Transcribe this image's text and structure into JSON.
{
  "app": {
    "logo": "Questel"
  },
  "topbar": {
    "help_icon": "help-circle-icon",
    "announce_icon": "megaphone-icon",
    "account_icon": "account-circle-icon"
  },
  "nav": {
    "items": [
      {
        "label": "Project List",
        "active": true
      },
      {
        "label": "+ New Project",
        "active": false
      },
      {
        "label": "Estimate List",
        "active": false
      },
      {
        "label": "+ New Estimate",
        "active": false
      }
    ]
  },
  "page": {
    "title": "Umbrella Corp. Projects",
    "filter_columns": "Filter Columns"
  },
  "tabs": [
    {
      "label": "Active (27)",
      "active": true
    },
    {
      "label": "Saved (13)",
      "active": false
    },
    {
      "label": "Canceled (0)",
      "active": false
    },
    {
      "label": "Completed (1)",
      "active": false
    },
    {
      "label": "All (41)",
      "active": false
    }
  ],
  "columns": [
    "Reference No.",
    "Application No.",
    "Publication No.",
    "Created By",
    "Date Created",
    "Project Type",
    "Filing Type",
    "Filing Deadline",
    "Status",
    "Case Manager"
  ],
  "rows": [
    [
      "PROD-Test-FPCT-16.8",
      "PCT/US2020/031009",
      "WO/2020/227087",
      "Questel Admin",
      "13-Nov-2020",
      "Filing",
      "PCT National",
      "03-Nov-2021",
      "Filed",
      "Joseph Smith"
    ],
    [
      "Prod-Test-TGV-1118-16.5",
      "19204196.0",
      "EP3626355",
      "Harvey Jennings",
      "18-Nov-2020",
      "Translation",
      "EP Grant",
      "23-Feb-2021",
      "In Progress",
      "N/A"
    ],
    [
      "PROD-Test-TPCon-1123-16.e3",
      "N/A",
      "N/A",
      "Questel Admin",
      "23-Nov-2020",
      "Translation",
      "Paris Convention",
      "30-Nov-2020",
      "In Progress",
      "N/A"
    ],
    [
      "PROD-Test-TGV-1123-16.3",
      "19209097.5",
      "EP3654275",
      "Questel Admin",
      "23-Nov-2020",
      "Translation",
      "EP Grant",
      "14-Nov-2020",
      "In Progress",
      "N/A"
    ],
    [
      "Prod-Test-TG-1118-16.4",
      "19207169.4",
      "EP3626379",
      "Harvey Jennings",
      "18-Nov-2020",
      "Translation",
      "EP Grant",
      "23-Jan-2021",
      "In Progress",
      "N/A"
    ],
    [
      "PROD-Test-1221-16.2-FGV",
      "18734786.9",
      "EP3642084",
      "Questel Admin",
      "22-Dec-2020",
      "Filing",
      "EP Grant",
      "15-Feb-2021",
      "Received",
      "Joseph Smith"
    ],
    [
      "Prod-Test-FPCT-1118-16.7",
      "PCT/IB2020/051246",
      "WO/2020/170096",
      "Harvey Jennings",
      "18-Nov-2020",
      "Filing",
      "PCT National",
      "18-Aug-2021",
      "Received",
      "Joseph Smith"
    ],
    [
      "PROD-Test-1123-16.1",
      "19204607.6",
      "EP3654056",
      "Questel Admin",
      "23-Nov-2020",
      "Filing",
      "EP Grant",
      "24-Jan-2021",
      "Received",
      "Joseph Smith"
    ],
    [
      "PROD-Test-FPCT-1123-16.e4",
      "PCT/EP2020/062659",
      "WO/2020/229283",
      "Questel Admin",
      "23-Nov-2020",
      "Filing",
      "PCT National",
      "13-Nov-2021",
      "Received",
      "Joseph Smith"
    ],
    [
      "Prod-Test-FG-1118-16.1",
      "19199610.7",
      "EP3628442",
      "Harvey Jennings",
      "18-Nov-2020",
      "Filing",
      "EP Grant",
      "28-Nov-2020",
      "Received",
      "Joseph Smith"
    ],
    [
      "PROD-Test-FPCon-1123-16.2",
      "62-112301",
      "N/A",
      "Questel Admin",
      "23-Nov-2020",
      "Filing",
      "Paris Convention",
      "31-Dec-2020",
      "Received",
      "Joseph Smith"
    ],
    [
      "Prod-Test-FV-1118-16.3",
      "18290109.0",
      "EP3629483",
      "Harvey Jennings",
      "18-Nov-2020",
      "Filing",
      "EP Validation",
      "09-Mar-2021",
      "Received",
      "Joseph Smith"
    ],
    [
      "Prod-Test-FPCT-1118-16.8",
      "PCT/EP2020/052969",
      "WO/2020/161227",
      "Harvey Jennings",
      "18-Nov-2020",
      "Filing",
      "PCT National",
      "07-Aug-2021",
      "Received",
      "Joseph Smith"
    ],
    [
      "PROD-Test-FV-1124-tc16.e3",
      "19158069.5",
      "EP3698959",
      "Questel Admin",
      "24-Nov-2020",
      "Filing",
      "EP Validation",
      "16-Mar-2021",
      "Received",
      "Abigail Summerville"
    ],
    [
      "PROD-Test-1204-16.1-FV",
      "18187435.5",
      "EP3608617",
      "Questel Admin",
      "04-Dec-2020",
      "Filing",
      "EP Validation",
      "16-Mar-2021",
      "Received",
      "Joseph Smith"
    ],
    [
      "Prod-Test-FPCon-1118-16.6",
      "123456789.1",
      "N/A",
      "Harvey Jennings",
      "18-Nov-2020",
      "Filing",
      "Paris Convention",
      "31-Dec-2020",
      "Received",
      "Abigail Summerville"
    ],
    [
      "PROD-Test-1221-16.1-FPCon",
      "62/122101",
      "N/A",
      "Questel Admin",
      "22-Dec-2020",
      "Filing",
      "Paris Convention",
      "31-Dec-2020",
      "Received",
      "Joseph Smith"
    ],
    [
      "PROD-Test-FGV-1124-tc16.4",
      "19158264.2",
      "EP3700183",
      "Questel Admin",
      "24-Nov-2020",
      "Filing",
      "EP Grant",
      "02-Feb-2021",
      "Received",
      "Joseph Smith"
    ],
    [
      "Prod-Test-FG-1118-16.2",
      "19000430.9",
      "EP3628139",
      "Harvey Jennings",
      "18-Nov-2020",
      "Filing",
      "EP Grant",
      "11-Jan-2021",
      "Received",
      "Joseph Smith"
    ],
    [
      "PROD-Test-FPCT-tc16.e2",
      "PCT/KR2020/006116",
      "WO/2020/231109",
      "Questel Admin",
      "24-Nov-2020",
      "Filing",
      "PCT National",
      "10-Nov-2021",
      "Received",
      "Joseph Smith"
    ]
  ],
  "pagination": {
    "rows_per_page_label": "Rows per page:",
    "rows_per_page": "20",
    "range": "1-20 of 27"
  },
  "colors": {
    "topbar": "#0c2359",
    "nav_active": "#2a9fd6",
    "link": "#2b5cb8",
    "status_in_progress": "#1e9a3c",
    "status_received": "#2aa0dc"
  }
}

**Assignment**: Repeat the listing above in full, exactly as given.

**Solution to this problem**:
Transcribe this image's text and structure into JSON.
{
  "app": {
    "logo": "Questel"
  },
  "topbar": {
    "help_icon": "help-circle-icon",
    "announce_icon": "megaphone-icon",
    "account_icon": "account-circle-icon"
  },
  "nav": {
    "items": [
      {
        "label": "Project List",
        "active": true
      },
      {
        "label": "+ New Project",
        "active": false
      },
      {
        "label": "Estimate List",
        "active": false
      },
      {
        "label": "+ New Estimate",
        "active": false
      }
    ]
  },
  "page": {
    "title": "Umbrella Corp. Projects",
    "filter_columns": "Filter Columns"
  },
  "tabs": [
    {
      "label": "Active (27)",
      "active": true
    },
    {
      "label": "Saved (13)",
      "active": false
    },
    {
      "label": "Canceled (0)",
      "active": false
    },
    {
      "label": "Completed (1)",
      "active": false
    },
    {
      "label": "All (41)",
      "active": false
    }
  ],
  "columns": [
    "Reference No.",
    "Application No.",
    "Publication No.",
    "Created By",
    "Date Created",
    "Project Type",
    "Filing Type",
    "Filing Deadline",
    "Status",
    "Case Manager"
  ],
  "rows": [
    [
      "PROD-Test-FPCT-16.8",
      "PCT/US2020/031009",
      "WO/2020/227087",
      "Questel Admin",
      "13-Nov-2020",
      "Filing",
      "PCT National",
      "03-Nov-2021",
      "Filed",
      "Joseph Smith"
    ],
    [
      "Prod-Test-TGV-1118-16.5",
      "19204196.0",
      "EP3626355",
      "Harvey Jennings",
      "18-Nov-2020",
      "Translation",
      "EP Grant",
      "23-Feb-2021",
      "In Progress",
      "N/A"
    ],
    [
      "PROD-Test-TPCon-1123-16.e3",
      "N/A",
      "N/A",
      "Questel Admin",
      "23-Nov-2020",
      "Translation",
      "Paris Convention",
      "30-Nov-2020",
      "In Progress",
      "N/A"
    ],
    [
      "PROD-Test-TGV-1123-16.3",
      "19209097.5",
      "EP3654275",
      "Questel Admin",
      "23-Nov-2020",
      "Translation",
      "EP Grant",
      "14-Nov-2020",
      "In Progress",
      "N/A"
    ],
    [
      "Prod-Test-TG-1118-16.4",
      "19207169.4",
      "EP3626379",
      "Harvey Jennings",
      "18-Nov-2020",
      "Translation",
      "EP Grant",
      "23-Jan-2021",
      "In Progress",
      "N/A"
    ],
    [
      "PROD-Test-1221-16.2-FGV",
      "18734786.9",
      "EP3642084",
      "Questel Admin",
      "22-Dec-2020",
      "Filing",
      "EP Grant",
      "15-Feb-2021",
      "Received",
      "Joseph Smith"
    ],
    [
      "Prod-Test-FPCT-1118-16.7",
      "PCT/IB2020/051246",
      "WO/2020/170096",
      "Harvey Jennings",
      "18-Nov-2020",
      "Filing",
      "PCT National",
      "18-Aug-2021",
      "Received",
      "Joseph Smith"
    ],
    [
      "PROD-Test-1123-16.1",
      "19204607.6",
      "EP3654056",
      "Questel Admin",
      "23-Nov-2020",
      "Filing",
      "EP Grant",
      "24-Jan-2021",
      "Received",
      "Joseph Smith"
    ],
    [
      "PROD-Test-FPCT-1123-16.e4",
      "PCT/EP2020/062659",
      "WO/2020/229283",
      "Questel Admin",
      "23-Nov-2020",
      "Filing",
      "PCT National",
      "13-Nov-2021",
      "Received",
      "Joseph Smith"
    ],
    [
      "Prod-Test-FG-1118-16.1",
      "19199610.7",
      "EP3628442",
      "Harvey Jennings",
      "18-Nov-2020",
      "Filing",
      "EP Grant",
      "28-Nov-2020",
      "Received",
      "Joseph Smith"
    ],
    [
      "PROD-Test-FPCon-1123-16.2",
      "62-112301",
      "N/A",
      "Questel Admin",
      "23-Nov-2020",
      "Filing",
      "Paris Convention",
      "31-Dec-2020",
      "Received",
      "Joseph Smith"
    ],
    [
      "Prod-Test-FV-1118-16.3",
      "18290109.0",
      "EP3629483",
      "Harvey Jennings",
      "18-Nov-2020",
      "Filing",
      "EP Validation",
      "09-Mar-2021",
      "Received",
      "Joseph Smith"
    ],
    [
      "Prod-Test-FPCT-1118-16.8",
      "PCT/EP2020/052969",
      "WO/2020/161227",
      "Harvey Jennings",
      "18-Nov-2020",
      "Filing",
      "PCT National",
      "07-Aug-2021",
      "Received",
      "Joseph Smith"
    ],
    [
      "PROD-Test-FV-1124-tc16.e3",
      "19158069.5",
      "EP3698959",
      "Questel Admin",
      "24-Nov-2020",
      "Filing",
      "EP Validation",
      "16-Mar-2021",
      "Received",
      "Abigail Summerville"
    ],
    [
      "PROD-Test-1204-16.1-FV",
      "18187435.5",
      "EP3608617",
      "Questel Admin",
      "04-Dec-2020",
      "Filing",
      "EP Validation",
      "16-Mar-2021",
      "Received",
      "Joseph Smith"
    ],
    [
      "Prod-Test-FPCon-1118-16.6",
      "123456789.1",
      "N/A",
      "Harvey Jennings",
      "18-Nov-2020",
      "Filing",
      "Paris Convention",
      "31-Dec-2020",
      "Received",
      "Abigail Summerville"
    ],
    [
      "PROD-Test-1221-16.1-FPCon",
      "62/122101",
      "N/A",
      "Questel Admin",
      "22-Dec-2020",
      "Filing",
      "Paris Convention",
      "31-Dec-2020",
      "Received",
      "Joseph Smith"
    ],
    [
      "PROD-Test-FGV-1124-tc16.4",
      "19158264.2",
      "EP3700183",
      "Questel Admin",
      "24-Nov-2020",
      "Filing",
      "EP Grant",
      "02-Feb-2021",
      "Received",
      "Joseph Smith"
    ],
    [
      "Prod-Test-FG-1118-16.2",
      "19000430.9",
      "EP3628139",
      "Harvey Jennings",
      "18-Nov-2020",
      "Filing",
      "EP Grant",
      "11-Jan-2021",
      "Received",
      "Joseph Smith"
    ],
    [
      "PROD-Test-FPCT-tc16.e2",
      "PCT/KR2020/006116",
      "WO/2020/231109",
      "Questel Admin",
      "24-Nov-2020",
      "Filing",
      "PCT National",
      "10-Nov-2021",
      "Received",
      "Joseph Smith"
    ]
  ],
  "pagination": {
    "rows_per_page_label": "Rows per page:",
    "rows_per_page": "20",
    "range": "1-20 of 27"
  },
  "colors": {
    "topbar": "#0c2359",
    "nav_active": "#2a9fd6",
    "link": "#2b5cb8",
    "status_in_progress": "#1e9a3c",
    "status_received": "#2aa0dc"
  }
}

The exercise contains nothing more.